North Fork Junction Spur Line – East Branch & Lincoln Railroad
East Branch & Lincoln Railroad, Abandoned Spur Lines – The East Branch & Lincoln Railroad (1893-1948) was a logging railroad in the New Hampshire White Mountains. With the current documentation, we can get a good idea of the layout of the railroad and firsthand accounts from people who worked the woods. And though based on educated guesses, we can also determine the locations of the abandoned logging camps along the railroad. But the reality is there is so much unknown about this railroad.
One of the great unknowns is how many spur lines existed along the East Branch & Lincoln. A spur line is a short branch of railroad track that leads off the main line. Along the East Branch & Lincoln, spur lines lead to landings where railroad log cars were loaded. And shorter spur lines (some refer to these as sidings) were used to store railroad log cars. Today, I am going to share with you some of the known spur lines and sidings.
Abandoned Section of the Thoreau Falls Trail – Pemigewasset Wilderness, New Hampshire
February 1959 Plane Crash, Pemigewasset Wilderness – On Saturday, February 21, 1959 a Piper Comanche airplane took off from the Berlin, New Hampshire Airport, around 3:30 p.m., destined for Lebanon, New Hampshire Airport. The pilot was Dr. Ralph E. Miller and his passenger was Dr. Robert E. Quinn. Both were doctors affiliated with Dartmouth Medical School.
East Branch & Lincoln Railroad – Abandoned Railroad Track
East Branch & Lincoln Railroad – The East Branch & Lincoln Railroad, built by timber baron James E. Henry, was a logging railroad that operated from 1893-1948 in the New Hampshire towns of Lincoln and Franconia. Much of the railroad was in the area we know today as the Pemigewasset Wilderness. If you venture into the Pemi, from the Lincoln Woods Trail, you will be walking the railroad bed of Henry’s railroad.

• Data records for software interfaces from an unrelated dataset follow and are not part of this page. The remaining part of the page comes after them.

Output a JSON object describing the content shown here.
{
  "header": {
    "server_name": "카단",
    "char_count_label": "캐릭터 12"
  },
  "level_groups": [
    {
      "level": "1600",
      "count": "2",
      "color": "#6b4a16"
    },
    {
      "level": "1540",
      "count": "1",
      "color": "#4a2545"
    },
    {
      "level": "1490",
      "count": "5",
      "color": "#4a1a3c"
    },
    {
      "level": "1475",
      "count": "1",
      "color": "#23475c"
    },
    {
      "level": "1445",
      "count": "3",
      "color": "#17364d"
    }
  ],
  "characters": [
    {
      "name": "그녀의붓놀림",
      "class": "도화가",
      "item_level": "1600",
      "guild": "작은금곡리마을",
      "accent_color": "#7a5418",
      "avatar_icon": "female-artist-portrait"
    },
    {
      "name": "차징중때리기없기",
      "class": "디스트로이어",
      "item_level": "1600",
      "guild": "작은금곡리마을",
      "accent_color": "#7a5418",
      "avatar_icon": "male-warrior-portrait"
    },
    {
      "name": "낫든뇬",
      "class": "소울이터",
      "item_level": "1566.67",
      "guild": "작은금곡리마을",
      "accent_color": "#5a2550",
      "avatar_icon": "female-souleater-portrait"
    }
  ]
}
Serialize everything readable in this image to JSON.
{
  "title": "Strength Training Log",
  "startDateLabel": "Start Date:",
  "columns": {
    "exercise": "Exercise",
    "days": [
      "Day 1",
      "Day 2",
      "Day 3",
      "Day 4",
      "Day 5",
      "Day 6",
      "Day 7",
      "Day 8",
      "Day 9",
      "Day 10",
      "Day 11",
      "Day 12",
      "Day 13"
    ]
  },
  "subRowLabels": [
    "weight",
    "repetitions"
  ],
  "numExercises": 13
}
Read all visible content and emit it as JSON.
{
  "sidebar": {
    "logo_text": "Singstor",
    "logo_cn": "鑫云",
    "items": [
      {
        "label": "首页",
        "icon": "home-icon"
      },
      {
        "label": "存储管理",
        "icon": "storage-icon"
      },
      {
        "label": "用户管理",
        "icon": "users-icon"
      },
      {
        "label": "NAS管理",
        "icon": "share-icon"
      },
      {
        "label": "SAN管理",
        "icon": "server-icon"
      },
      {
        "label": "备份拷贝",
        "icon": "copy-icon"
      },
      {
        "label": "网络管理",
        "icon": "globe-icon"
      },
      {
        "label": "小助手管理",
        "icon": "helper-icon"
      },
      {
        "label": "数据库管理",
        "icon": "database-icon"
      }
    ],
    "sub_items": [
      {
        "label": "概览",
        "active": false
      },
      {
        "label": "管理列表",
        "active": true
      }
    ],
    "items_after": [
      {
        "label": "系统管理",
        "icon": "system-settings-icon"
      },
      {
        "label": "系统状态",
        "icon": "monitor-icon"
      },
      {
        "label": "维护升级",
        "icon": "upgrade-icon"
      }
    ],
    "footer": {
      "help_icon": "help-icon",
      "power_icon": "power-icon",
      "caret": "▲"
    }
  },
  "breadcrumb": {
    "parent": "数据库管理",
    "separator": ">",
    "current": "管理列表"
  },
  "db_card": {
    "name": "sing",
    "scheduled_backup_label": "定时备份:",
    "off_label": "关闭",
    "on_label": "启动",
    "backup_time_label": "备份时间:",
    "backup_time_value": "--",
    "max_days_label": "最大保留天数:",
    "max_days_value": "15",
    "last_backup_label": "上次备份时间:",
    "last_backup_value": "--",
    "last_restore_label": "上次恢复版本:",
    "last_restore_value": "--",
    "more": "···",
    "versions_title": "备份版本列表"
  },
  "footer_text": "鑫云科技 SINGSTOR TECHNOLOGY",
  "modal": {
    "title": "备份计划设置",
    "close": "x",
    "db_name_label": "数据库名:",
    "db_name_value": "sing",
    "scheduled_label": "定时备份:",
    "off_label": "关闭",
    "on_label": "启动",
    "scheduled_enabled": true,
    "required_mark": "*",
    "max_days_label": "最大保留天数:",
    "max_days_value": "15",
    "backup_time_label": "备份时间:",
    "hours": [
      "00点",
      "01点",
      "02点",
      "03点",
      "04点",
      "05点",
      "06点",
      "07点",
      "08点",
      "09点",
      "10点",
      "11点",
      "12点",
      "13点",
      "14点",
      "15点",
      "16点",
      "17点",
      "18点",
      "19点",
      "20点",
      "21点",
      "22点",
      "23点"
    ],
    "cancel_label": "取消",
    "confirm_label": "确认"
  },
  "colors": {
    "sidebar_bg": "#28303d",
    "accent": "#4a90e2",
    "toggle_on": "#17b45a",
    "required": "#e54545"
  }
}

During its existence, the East Branch & Lincoln Railroad was sold to the Parker Young Company and then to the Marcalus Manufacturing Company. The railroad was considered the "elite logging railroad" during the 19th & 20th century White Mountains logging era. And towards the end of its lifespan truck logging played a role in the logging operations.
East Branch & Lincoln Railroad – Trestle 16
East Branch & Lincoln Railroad, Trestle No. 16 – Trestle 16 is located along the abandoned East Branch & Lincoln Railroad in the Pemigewasset Wilderness of New Hampshire. It is also referred to as Black Brook Trestle and the J.E. Henry Trestle. Trestle 16 is one of the few remaining trestle artifacts that remind us of what took place in the area we know today as the Pemigewasset Wilderness.
From 1893 to 1948 the Pemigewasset Wilderness was the scene of massive logging operations by timber baron J.E. Henry and in later years the Parker Young Company. Both operated log trains over this trestle.
J.E. Henry Burial Site (1831 – 1912) – Glenwood Cemetery, Littleton
James Everell Henry (1831 – April 18, 1912) – James E. Henry died at his home on April 18, 1912. He was a 19th and 20th-century timber baron best known for his logging practices and building of the Zealand Valley and East Branch & Lincoln Railroads in the New Hampshire White Mountains. He forever changed the landscape of the White Mountains with his "cut it all" logging practices.
Shoal Pond Region of the Pemi Wilderness – Corduroyed Section
East Branch & Lincoln Railroad, Corduroyed Roads – Have you ever come across something in the forest you know was man made, but have no idea what it is? Here is something for you to look for the next time you are exploring one of the abandoned logging railroads in New England.
Along an abandoned sled road deep in the Shoal Pond region of New Hampshire's Pemigewasset Wilderness remains an interesting artifact (above) from the East Branch & Lincoln Railroad era. Though very rotten and almost unrecognizable, it is a unique look at how 20th-century logging railroads dealt with building sled roads.
East Branch & Lincoln Railroad – Trestle 7 (Franconia Brook )
East Branch & Lincoln, Trestle 7 – As I start photographing abandoned railroads again, one of my objectives is to show how 20th century railroads have been used in the current trail system. Many of the railroads have disappeared into the forest never to be seen again, but others have become intricate parts of the White Mountain trail system. This is evident at the Franconia Brook crossing along the Lincoln Woods Trail in Lincoln, New Hampshire.
East Branch & Lincoln Railroad – Artifact
East Branch & Lincoln Railroad – Always look in the water, because you never know what you will find! The above photo is of an old horseshoe (artifact) in a wetlands area of the Pemigewasset Wilderness near Camp 9. Camp 9 was a rail-side logging camp located along the East Branch & Lincoln Railroad (EB&L) in Lincoln, New Hampshire USA.